Our focus this month is on Visioneering Technologies, Inc. (VTI), a company that has developed lens designs that feature novel multifocal optics and daily disposability. I recently had the pleasure to speak with Dr. Stephen Snowdy, president and CEO.
Dr. Snowdy, please tell us about your company in terms of its history and direction.
VTI was founded in 2008 in Alpharetta, GA by Dr. Richard A. Griffin, an optometrist, optical engineer, and aerospace engineer whose goal was to create an optical solution for presbyopia that better overcame some of the limitations of the products already in the market.
VTI started as a venture-backed company, and from 2008 to 2014, it developed and tested the optics and manufacturing processes for its lenses in presbyopia. Once we were satisfied that clinically we had the right design, we obtained U.S. Food and Drug Administration (FDA) clearance for the NaturalVue Multifocal 1 Day lens in 2014.
VTI launched the product in a test market in 2015 and became a publicly traded company in 2017.
The optics of our lenses are well-geared toward presbyopia and toward treating the optical risk factors for myopic refractive error changes in children. The focus of the company continues to be presbyopia, although we also have spherical designs. We expect to launch toric lenses in 2018 and eventually a multifocal toric daily disposable lens. All of our products at this time are daily disposables.
We recently achieved our European CE Mark; with that, we will continue to expand internationally.
Tell us about any new products or new developments in which VTI is involved.
Our European CE Mark includes a specific indication for myopia progression control for NaturalVue Multifocal. We also recently published data in a peer-reviewed journal showing a 96% (0.82D) decrease on an annualized basis in refractive error changes observed in myopic children (Cooper et al, 2017).
Our unique toric lens design will require only two axes to cover most basic astigmatic patients, so there’s a dramatic reduction in SKUs. In addition, our multifocal design features a universal add in which the depth of focus in our center-distance lens is not created through a distinct add zone but through a virtual aperture induced by the visual cortex. When you combine that advantage with a toric lens design that uses only two axes to correct a wide range of astigmatic correction, the result is an in-office multifocal toric diagnostic set that is more practical. So, we’re pretty excited about that product. But to get there, we first need to finish development of the toric lens design.

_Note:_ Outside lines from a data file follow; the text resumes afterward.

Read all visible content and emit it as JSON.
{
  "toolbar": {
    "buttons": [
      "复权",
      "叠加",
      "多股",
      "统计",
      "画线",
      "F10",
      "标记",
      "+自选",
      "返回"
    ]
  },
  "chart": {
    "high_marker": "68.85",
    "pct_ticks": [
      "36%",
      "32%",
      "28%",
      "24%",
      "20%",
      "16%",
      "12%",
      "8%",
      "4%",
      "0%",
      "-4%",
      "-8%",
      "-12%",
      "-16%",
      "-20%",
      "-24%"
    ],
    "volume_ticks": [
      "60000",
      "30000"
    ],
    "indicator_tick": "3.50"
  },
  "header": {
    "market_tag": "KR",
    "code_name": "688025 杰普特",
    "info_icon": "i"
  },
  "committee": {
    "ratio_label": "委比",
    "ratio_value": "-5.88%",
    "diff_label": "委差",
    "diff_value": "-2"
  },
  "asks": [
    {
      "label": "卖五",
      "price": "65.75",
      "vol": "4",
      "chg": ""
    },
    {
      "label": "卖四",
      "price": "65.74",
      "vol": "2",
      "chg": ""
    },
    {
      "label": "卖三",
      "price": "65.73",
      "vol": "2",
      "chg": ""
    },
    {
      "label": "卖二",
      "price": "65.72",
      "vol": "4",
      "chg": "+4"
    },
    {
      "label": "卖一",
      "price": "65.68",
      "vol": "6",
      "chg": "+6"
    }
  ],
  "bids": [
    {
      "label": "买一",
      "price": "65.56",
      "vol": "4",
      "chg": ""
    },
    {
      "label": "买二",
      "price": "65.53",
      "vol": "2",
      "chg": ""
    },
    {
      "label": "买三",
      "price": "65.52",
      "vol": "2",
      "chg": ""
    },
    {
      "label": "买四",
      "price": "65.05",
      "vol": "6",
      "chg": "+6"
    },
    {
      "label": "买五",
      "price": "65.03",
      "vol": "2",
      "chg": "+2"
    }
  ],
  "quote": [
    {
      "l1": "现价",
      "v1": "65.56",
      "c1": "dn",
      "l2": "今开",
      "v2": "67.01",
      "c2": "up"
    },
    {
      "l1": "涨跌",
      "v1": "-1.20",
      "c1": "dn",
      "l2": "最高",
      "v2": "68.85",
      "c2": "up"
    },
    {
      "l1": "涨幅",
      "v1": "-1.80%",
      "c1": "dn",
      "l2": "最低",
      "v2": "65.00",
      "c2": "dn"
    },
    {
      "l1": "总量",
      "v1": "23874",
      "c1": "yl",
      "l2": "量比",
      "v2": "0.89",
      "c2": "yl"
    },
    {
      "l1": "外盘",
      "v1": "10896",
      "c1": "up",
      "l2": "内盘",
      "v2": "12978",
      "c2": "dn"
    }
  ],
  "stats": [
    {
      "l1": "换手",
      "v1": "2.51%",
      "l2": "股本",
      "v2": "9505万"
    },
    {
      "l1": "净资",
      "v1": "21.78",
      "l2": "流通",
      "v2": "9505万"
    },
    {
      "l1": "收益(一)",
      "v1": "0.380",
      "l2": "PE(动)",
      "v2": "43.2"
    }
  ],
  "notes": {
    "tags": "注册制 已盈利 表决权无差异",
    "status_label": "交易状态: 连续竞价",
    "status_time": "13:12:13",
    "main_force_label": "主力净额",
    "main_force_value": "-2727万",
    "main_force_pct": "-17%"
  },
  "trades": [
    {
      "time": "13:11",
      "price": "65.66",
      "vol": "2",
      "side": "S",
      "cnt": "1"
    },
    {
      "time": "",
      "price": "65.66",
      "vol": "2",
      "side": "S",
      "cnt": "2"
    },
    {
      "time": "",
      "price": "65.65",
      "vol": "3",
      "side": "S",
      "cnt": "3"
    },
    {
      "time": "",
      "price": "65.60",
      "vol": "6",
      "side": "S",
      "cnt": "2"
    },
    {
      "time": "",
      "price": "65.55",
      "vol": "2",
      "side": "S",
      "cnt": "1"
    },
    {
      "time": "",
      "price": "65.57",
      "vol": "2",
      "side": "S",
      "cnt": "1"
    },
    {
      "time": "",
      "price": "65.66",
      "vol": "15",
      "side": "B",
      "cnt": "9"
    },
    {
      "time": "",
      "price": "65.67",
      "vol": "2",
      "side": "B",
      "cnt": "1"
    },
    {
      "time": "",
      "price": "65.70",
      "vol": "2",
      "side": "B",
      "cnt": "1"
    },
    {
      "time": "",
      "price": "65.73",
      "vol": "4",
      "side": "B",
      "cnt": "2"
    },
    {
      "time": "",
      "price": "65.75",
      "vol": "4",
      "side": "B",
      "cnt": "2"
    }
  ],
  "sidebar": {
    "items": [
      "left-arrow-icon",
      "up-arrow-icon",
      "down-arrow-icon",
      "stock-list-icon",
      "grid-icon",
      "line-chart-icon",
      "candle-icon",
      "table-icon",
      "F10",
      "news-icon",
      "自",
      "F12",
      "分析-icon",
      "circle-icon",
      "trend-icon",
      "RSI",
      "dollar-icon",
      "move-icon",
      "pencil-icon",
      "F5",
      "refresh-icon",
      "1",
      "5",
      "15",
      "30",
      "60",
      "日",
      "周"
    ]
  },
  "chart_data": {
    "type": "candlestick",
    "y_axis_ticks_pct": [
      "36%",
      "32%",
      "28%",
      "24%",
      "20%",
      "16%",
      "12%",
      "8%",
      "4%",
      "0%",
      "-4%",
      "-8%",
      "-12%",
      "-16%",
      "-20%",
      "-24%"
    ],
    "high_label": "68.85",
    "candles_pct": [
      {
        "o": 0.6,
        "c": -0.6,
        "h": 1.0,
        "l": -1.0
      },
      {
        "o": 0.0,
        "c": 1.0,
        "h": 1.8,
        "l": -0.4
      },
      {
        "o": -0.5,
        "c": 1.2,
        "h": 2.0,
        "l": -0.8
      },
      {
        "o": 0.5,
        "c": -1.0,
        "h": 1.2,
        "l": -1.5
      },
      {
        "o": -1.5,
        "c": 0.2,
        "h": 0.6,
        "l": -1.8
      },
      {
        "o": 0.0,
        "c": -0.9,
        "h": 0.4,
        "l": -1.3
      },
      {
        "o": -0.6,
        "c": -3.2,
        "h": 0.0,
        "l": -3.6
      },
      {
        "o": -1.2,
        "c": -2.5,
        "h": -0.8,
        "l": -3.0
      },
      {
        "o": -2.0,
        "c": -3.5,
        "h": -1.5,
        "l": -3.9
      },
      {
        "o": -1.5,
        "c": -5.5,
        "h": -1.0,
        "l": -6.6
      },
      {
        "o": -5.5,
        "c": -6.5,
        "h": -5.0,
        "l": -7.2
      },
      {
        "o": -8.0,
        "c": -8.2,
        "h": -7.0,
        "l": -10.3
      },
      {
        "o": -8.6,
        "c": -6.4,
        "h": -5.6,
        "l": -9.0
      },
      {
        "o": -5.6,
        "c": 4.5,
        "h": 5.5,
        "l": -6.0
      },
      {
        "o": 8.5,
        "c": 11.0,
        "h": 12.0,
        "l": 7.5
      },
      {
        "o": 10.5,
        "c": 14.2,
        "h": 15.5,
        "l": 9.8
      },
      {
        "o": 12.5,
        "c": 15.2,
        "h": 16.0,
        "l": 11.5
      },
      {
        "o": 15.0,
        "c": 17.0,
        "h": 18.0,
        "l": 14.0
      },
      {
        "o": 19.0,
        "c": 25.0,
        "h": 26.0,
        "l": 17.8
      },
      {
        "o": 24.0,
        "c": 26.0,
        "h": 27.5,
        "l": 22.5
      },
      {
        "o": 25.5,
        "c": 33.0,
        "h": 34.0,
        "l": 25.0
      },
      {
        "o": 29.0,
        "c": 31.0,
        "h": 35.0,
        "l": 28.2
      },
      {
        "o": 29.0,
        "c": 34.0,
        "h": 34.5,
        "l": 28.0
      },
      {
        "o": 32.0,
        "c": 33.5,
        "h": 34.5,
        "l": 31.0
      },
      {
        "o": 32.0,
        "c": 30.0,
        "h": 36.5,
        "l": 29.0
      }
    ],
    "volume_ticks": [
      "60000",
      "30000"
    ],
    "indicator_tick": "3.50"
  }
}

Tell us your vision for the contact lens field in the short term (less than 5 years) and in the long term (20 years from now).
I think over the next five years, we’ll see a growing acceptance of optical abnormalities in the eye as being not just symptoms, but potential causes of pathologies. I believe that these abnormalities will be associated with physiological and anatomical problems in the eye rather than just manifestations of them.
Over the long-term, I believe that the industry will learn to use optics to help address some of the abnormalities. Today, we view visual and refractive problems as symptoms of something gone awry in the eye. The standard intervention is to prescribe the optic to provide clear vision. But I think that over the next few years, there will be a growing acceptance that the optics play a part in that pathology. Beyond five years, we’ll see an increase in using optics to affect, retard, or modify those pathologies. That’s where I hope the industry goes, and contact lenses can play a huge role. CLS
For references, please visit www.clspectrum.com/references and click on document #268.